───── Data to process ─────

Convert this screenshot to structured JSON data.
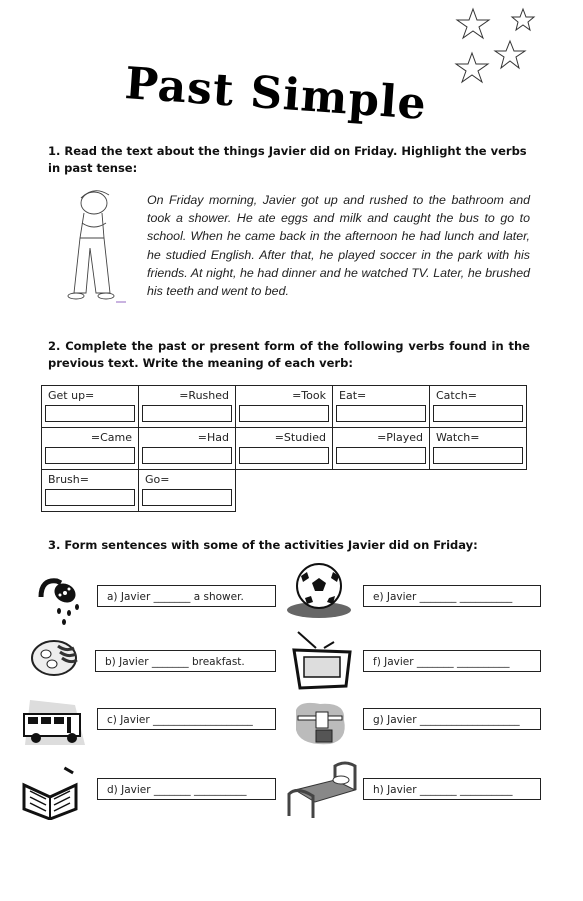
{
  "title": "Past Simple",
  "exercise1": {
    "instruction": "1.  Read the text about the things Javier did on Friday. Highlight the verbs in past tense:",
    "story": "On Friday morning, Javier got up and rushed to the bathroom and took a shower. He ate eggs and milk and caught the bus to go to school. When he came back in the afternoon he had lunch and later, he studied English. After that, he played soccer in the park with his friends. At night, he had dinner and he watched TV. Later, he brushed his teeth and went to bed."
  },
  "exercise2": {
    "instruction": "2. Complete the past or present form of the following verbs found in the previous text. Write the meaning of each verb:",
    "rows": [
      [
        {
          "label": "Get up=",
          "align": "left",
          "answer": ""
        },
        {
          "label": "=Rushed",
          "align": "right",
          "answer": ""
        },
        {
          "label": "=Took",
          "align": "right",
          "answer": ""
        },
        {
          "label": "Eat=",
          "align": "left",
          "answer": ""
        },
        {
          "label": "Catch=",
          "align": "left",
          "answer": ""
        }
      ],
      [
        {
          "label": "=Came",
          "align": "right",
          "answer": ""
        },
        {
          "label": "=Had",
          "align": "right",
          "answer": ""
        },
        {
          "label": "=Studied",
          "align": "right",
          "answer": ""
        },
        {
          "label": "=Played",
          "align": "right",
          "answer": ""
        },
        {
          "label": "Watch=",
          "align": "left",
          "answer": ""
        }
      ],
      [
        {
          "label": "Brush=",
          "align": "left",
          "answer": ""
        },
        {
          "label": "Go=",
          "align": "left",
          "answer": ""
        }
      ]
    ]
  },
  "exercise3": {
    "instruction": "3. Form sentences with some of the activities Javier did on Friday:",
    "sentences": [
      {
        "id": "a",
        "text": "a) Javier _______ a shower.",
        "icon": "shower-icon"
      },
      {
        "id": "b",
        "text": "b) Javier _______ breakfast.",
        "icon": "breakfast-icon"
      },
      {
        "id": "c",
        "text": "c) Javier ___________________",
        "icon": "bus-icon"
      },
      {
        "id": "d",
        "text": "d) Javier _______ __________",
        "icon": "book-icon"
      },
      {
        "id": "e",
        "text": "e) Javier _______ __________",
        "icon": "soccer-ball-icon"
      },
      {
        "id": "f",
        "text": "f) Javier _______ __________",
        "icon": "tv-icon"
      },
      {
        "id": "g",
        "text": "g) Javier ___________________",
        "icon": "toothbrush-icon"
      },
      {
        "id": "h",
        "text": "h) Javier _______ __________",
        "icon": "bed-icon"
      }
    ]
  }
}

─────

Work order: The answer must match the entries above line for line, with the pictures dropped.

Answer to the exercise:
Convert this screenshot to structured JSON data.
{
  "title": "Past Simple",
  "exercise1": {
    "instruction": "1.  Read the text about the things Javier did on Friday. Highlight the verbs in past tense:",
    "story": "On Friday morning, Javier got up and rushed to the bathroom and took a shower. He ate eggs and milk and caught the bus to go to school. When he came back in the afternoon he had lunch and later, he studied English. After that, he played soccer in the park with his friends. At night, he had dinner and he watched TV. Later, he brushed his teeth and went to bed."
  },
  "exercise2": {
    "instruction": "2. Complete the past or present form of the following verbs found in the previous text. Write the meaning of each verb:",
    "rows": [
      [
        {
          "label": "Get up=",
          "align": "left",
          "answer": ""
        },
        {
          "label": "=Rushed",
          "align": "right",
          "answer": ""
        },
        {
          "label": "=Took",
          "align": "right",
          "answer": ""
        },
        {
          "label": "Eat=",
          "align": "left",
          "answer": ""
        },
        {
          "label": "Catch=",
          "align": "left",
          "answer": ""
        }
      ],
      [
        {
          "label": "=Came",
          "align": "right",
          "answer": ""
        },
        {
          "label": "=Had",
          "align": "right",
          "answer": ""
        },
        {
          "label": "=Studied",
          "align": "right",
          "answer": ""
        },
        {
          "label": "=Played",
          "align": "right",
          "answer": ""
        },
        {
          "label": "Watch=",
          "align": "left",
          "answer": ""
        }
      ],
      [
        {
          "label": "Brush=",
          "align": "left",
          "answer": ""
        },
        {
          "label": "Go=",
          "align": "left",
          "answer": ""
        }
      ]
    ]
  },
  "exercise3": {
    "instruction": "3. Form sentences with some of the activities Javier did on Friday:",
    "sentences": [
      {
        "id": "a",
        "text": "a) Javier _______ a shower.",
        "icon": "shower-icon"
      },
      {
        "id": "b",
        "text": "b) Javier _______ breakfast.",
        "icon": "breakfast-icon"
      },
      {
        "id": "c",
        "text": "c) Javier ___________________",
        "icon": "bus-icon"
      },
      {
        "id": "d",
        "text": "d) Javier _______ __________",
        "icon": "book-icon"
      },
      {
        "id": "e",
        "text": "e) Javier _______ __________",
        "icon": "soccer-ball-icon"
      },
      {
        "id": "f",
        "text": "f) Javier _______ __________",
        "icon": "tv-icon"
      },
      {
        "id": "g",
        "text": "g) Javier ___________________",
        "icon": "toothbrush-icon"
      },
      {
        "id": "h",
        "text": "h) Javier _______ __________",
        "icon": "bed-icon"
      }
    ]
  }
}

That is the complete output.